We incorporated so many great little rooms into the design, to make a really rich and inviting experience for people of all stripes. We have two beautiful large picnic pavilions with fantastic views of the mountains and to a series of mini picnic pavilions, we’ve dotted throughout the rolling native hills below. We really wanted to amplify the opportunity for nature play, about two-thirds of the way down the promenade to the north, we sculpted a deep fissure in the landscape to represent a Colorado arroyo. Packed with tons of native shrubs and grasses, the arroyo allows kids to wend or slide their way down to the amazing spaces below and beyond. To span the arroyo along the promenade, we have this lovely, simple pedestrian bridge that really gives you the opportunity to stand and appreciate the incredible views both in and beyond the park. We put an overlook wall opposite the bridge, closer to the street, to draw you towards this great moment, and put some beautiful stone signage there to help tell the story of the arroyo landscape. At the end of the promenade, we wanted to terminate your view and experience with an opportunity to sit and relax — and then take off! We located our sand beach and chaise lounge chairs here, adjacent to three bright orange vintage ski chairlift swings that are angled toward the major ski resorts. I can’t wait to see people softly swaying in those chairs, really taking in the majesty of the mountain peaks and enjoying a calm, quiet moment amidst the hustle and bustle of our everyday lives.
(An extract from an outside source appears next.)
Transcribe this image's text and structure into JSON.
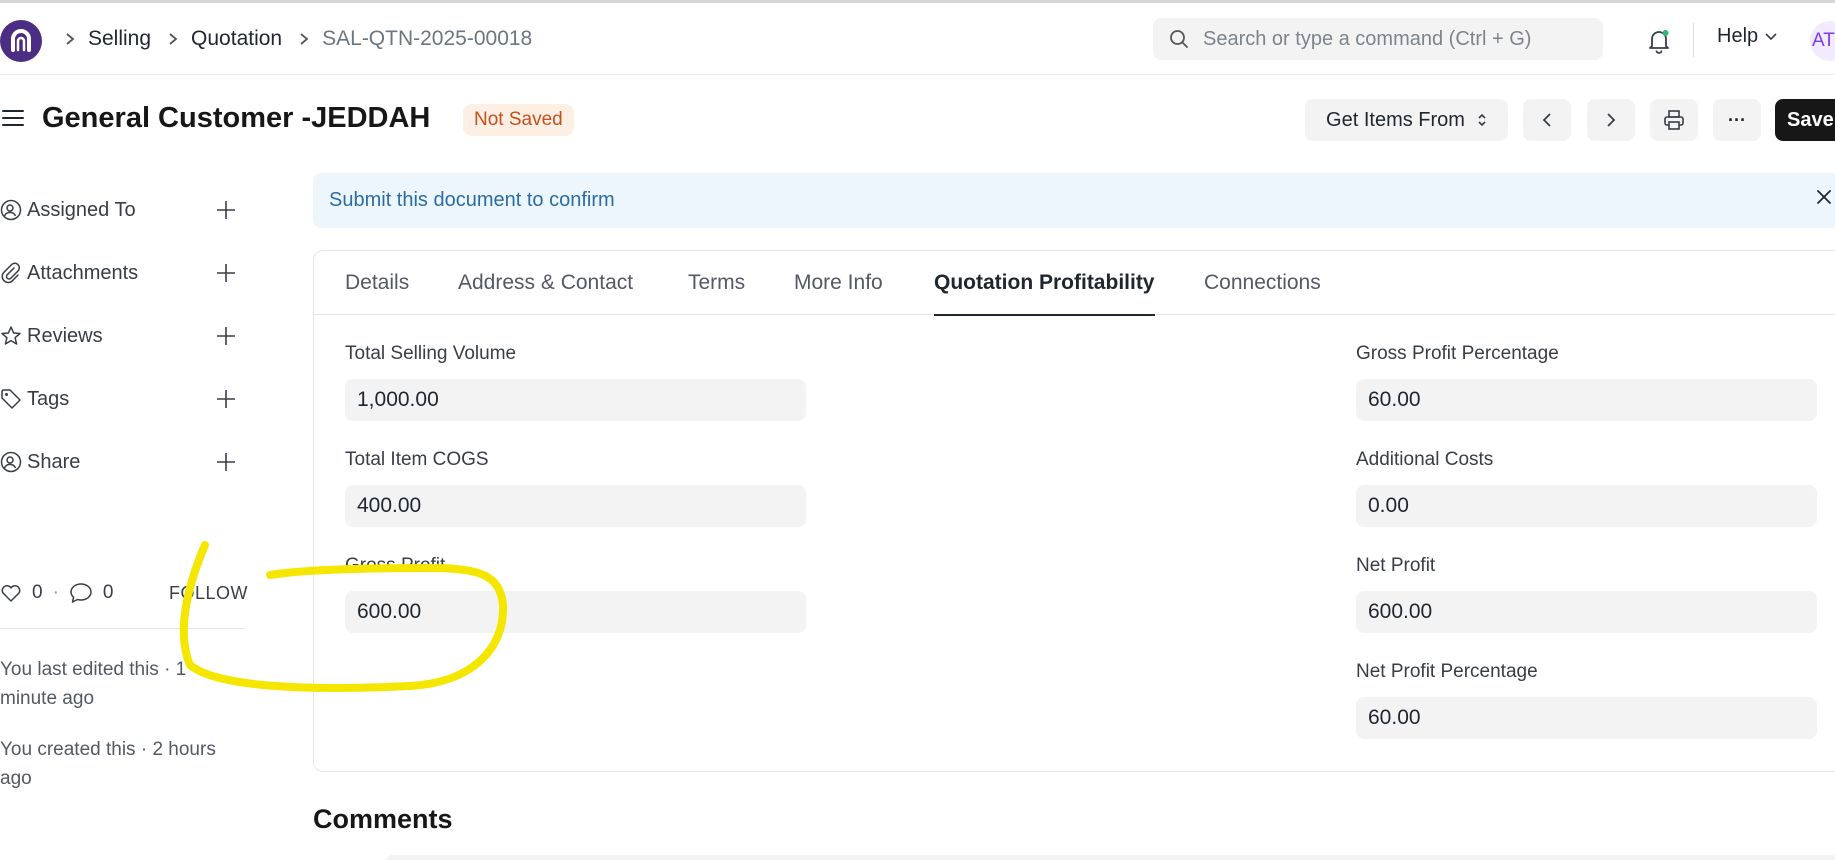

Life on the prairie wouldn’t be complete without the magic of playtime. We wanted to give kids a special glimpse into the look and feel of the pioneer, so we really wanted to create a series of play experiences centered around the treehouse. We were inspired by the Swiss Family Robinson ethos, and so we worked with Beanstalk Builders out of North Carolina to craft some really beautiful experiential play features that really amp up the views of the grasslands, the mountains, and the different areas around the park. We loved Beanstalk’s whimsical approach to play and their unusual, natural style. These pieces are so unique here, but they really work with the prairie aesthetic we have developed here. We worked closely with Isaac Hoff and his team to create a suite of play features that would encourage kids and families to move throughout the whole park, from the cluster of treehouses nestled in Ponderosa Pines.